■ **DATA EXTRACT**:
^^^^^^^^

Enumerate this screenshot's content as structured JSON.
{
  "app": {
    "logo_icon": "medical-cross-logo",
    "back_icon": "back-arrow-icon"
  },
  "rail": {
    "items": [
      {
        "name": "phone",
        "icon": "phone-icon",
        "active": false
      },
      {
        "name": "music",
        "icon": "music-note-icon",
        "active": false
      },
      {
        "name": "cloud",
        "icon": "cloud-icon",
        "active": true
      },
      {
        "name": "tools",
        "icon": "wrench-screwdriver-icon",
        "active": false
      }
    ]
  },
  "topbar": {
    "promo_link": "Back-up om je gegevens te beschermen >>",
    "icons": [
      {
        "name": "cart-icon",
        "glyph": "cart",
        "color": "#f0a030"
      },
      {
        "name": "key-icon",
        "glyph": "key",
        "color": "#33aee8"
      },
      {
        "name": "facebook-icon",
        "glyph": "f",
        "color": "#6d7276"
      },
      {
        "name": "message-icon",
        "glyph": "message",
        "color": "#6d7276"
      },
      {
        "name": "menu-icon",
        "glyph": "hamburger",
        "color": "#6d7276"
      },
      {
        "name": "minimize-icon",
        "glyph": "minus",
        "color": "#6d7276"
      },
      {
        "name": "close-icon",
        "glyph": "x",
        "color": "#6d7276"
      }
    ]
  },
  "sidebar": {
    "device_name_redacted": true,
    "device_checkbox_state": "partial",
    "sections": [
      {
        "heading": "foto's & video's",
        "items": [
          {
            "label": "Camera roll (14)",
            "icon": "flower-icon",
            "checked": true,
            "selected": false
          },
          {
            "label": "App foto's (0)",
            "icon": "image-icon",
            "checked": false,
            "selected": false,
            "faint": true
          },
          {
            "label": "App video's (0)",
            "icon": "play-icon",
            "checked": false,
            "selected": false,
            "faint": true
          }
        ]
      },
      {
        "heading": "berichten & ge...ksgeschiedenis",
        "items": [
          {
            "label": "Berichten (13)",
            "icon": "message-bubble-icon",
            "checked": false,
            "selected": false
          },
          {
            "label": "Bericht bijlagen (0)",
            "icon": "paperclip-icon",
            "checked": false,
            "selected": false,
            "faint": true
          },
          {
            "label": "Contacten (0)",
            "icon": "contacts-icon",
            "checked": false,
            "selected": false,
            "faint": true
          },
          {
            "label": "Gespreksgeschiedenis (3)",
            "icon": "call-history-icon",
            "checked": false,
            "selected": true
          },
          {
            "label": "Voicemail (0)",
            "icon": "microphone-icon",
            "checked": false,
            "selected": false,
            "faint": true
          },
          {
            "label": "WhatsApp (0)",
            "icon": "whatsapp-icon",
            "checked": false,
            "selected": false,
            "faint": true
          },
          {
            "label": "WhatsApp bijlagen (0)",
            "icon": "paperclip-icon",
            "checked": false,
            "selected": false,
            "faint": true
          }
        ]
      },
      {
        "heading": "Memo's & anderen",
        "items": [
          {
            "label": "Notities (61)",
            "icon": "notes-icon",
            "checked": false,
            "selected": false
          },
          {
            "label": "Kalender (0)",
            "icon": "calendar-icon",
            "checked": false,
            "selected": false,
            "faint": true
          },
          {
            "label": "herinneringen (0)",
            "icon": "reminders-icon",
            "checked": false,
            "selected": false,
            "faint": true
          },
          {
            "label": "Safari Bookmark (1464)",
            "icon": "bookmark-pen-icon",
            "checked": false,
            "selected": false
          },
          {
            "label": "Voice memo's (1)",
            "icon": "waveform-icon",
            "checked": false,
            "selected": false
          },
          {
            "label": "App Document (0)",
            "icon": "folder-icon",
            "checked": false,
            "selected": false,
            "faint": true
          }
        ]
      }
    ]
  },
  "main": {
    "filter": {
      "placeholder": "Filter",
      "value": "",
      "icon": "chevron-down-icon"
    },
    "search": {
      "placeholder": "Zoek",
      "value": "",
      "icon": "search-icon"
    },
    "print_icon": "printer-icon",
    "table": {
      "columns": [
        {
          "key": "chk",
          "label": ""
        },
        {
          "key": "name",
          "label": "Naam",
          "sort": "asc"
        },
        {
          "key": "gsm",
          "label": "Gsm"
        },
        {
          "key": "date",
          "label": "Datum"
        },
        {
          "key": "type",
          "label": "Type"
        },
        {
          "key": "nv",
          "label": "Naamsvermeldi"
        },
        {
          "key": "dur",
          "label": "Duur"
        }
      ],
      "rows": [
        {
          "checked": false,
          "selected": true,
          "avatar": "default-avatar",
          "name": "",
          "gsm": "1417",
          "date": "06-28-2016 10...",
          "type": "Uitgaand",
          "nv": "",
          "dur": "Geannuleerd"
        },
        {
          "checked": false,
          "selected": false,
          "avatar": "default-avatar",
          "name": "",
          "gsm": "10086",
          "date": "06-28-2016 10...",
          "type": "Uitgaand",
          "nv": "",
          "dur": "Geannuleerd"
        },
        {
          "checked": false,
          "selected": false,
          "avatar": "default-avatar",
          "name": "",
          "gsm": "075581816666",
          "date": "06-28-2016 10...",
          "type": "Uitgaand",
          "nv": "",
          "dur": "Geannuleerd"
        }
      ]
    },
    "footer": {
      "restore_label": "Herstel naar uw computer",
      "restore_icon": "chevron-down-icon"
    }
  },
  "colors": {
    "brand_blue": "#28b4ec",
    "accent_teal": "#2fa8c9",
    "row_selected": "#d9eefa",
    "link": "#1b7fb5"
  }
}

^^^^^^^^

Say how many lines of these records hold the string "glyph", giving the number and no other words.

■ **WORKED SOLUTION**: 7